If you’re one among many whose skin is taking a beating this season, there are a few different strategies you can try to combat the symptoms of dry skin. To prevent dryness in the first place, the best thing you can do is to limit your exposure to the outdoors, but this isn’t always possible.
If you have somewhere you need to go that requires you to step out into the cold, be sure to bundle up, with scarves and beanies to shield from the harsh environment. When turning on your central heating is a must, be sure to turn on a humidifier alongside it, to prevent causing dry, stale air that sucks the moisture from your skin.
If you’ve already begun to notice an increased dryness or roughness of your skin’s texture, it’s time to go grab a healing facial lotion. Hydrating lotions work in one of two ways: the facial lotion either traps moisture in your skin to keep it from escaping, or it restores the moisture in the epidermis that’s already been lost. The underlying goal when applying moisturizing lotion is to boost the skin’s vitality and water content.

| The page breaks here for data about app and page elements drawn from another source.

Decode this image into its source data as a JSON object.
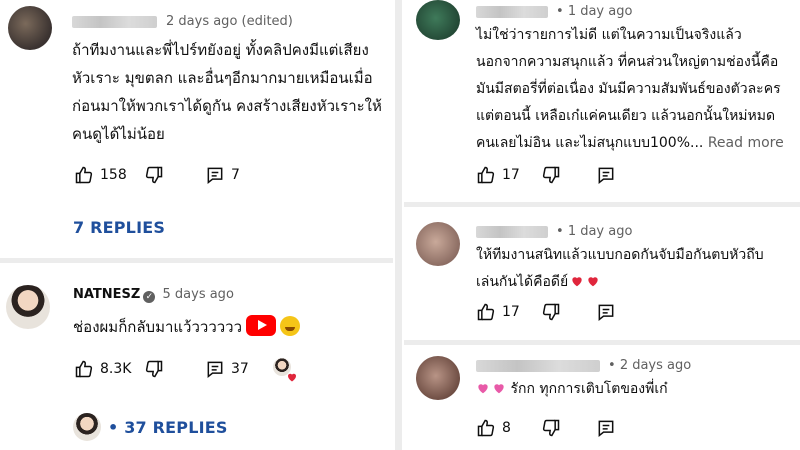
{
  "left": {
    "comment1": {
      "time": "2 days ago (edited)",
      "lines": [
        "ถ้าทีมงานและพี่ไปร์ทยังอยู่ ทั้งคลิปคงมีแต่เสียง",
        "หัวเราะ มุขตลก และอื่นๆอีกมากมายเหมือนเมื่อ",
        "ก่อนมาให้พวกเราได้ดูกัน คงสร้างเสียงหัวเราะให้",
        "คนดูได้ไม่น้อย"
      ],
      "likes": "158",
      "replies_count": "7",
      "replies_label": "7 REPLIES"
    },
    "comment2": {
      "author": "NATNESZ",
      "time": "5 days ago",
      "text": "ช่องผมก็กลับมาแว้วววววว",
      "likes": "8.3K",
      "replies_count": "37",
      "replies_label": "37 REPLIES"
    }
  },
  "right": {
    "comment1": {
      "time": "1 day ago",
      "lines": [
        "ไม่ใช่ว่ารายการไม่ดี แต่ในความเป็นจริงแล้ว",
        "นอกจากความสนุกแล้ว ที่คนส่วนใหญ่ตามช่องนี้คือ",
        "มันมีสตอรี่ที่ต่อเนื่อง มันมีความสัมพันธ์ของตัวละคร",
        "แต่ตอนนี้ เหลือเก๋แค่คนเดียว แล้วนอกนั้นใหม่หมด",
        "คนเลยไม่อิน และไม่สนุกแบบ100%..."
      ],
      "read_more": "Read more",
      "likes": "17"
    },
    "comment2": {
      "time": "1 day ago",
      "lines": [
        "ให้ทีมงานสนิทแล้วแบบกอดกันจับมือกันตบหัวถึบ",
        "เล่นกันได้คือดีย์"
      ],
      "likes": "17"
    },
    "comment3": {
      "time": "2 days ago",
      "text": "รักก ทุกการเติบโตของพี่เก๋",
      "likes": "8"
    }
  },
  "colors": {
    "replies_link": "#1f4f9c",
    "youtube_red": "#ff0000",
    "heart_red": "#e0263c",
    "muted_text": "#606060"
  }
}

External environmental factors – like blustering winds or cold temperatures – evaporate our skin’s moisture, strip it of its natural oils, leading to flaking and cracking. A good facial lotion will combat winter dryness by making the cells strong, supple, and withstanding, thereby preventing irritation and the onslaught of peeling or cracking.
Here are some tips to keep in mind when choosing and applying your moisturizing lotion:

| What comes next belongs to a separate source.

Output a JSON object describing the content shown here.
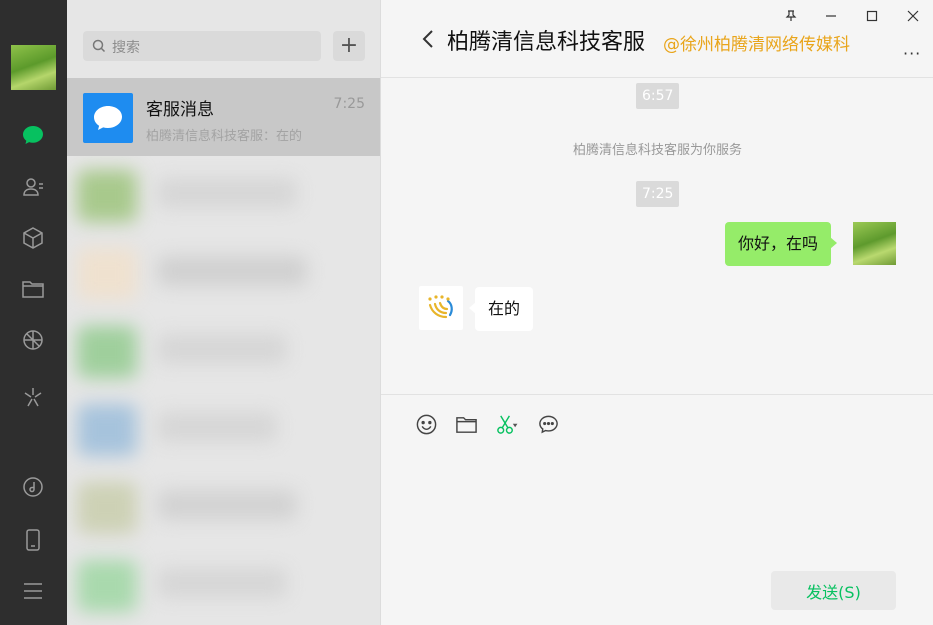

- - Choose a facial lotion for your skin type. A light serum or milky lotion works well for oily skin, whereas excessive dry types would benefit more from thicker, heavier creams. If you have sensitive skin, avoid hydrating lotions containing fragrances and dyes.
- - Do a patch test whenever trying a new face lotion for the first time to avoid potential irritation or allergic reaction.
- - Apply a moisturizing lotion twice a day, especially during the dry winter months. The best time to apply is immediately after a warm – not hot! – shower or bath while your pores are still open and your skin slightly damp so it absorbs quickly.
- - When applying your moisturizing lotion, squeeze a pea-sized amount into your palm, warm it up in your hands, and then apply first to the cheeks, the forehead next, and finally the rest of the face. Remember not to forget your neck, and to use light, gentle upward strokes to lift the skin – never dragging it down.
Scientists have yet to discover any sacred, magical facial lotion or potion that can control the weather or roll back the clocks, but they’ve gotten pretty close. Major advances in biotechnology have led to dramatic improvements in hydrating lotions, and advanced ingredients in new formulas can truly work wonders to correct the dryness brought on by the cold.
If you’re trying to combat dry skin this winter, begin by implementing a face lotion into your beauty regimen as soon as possible.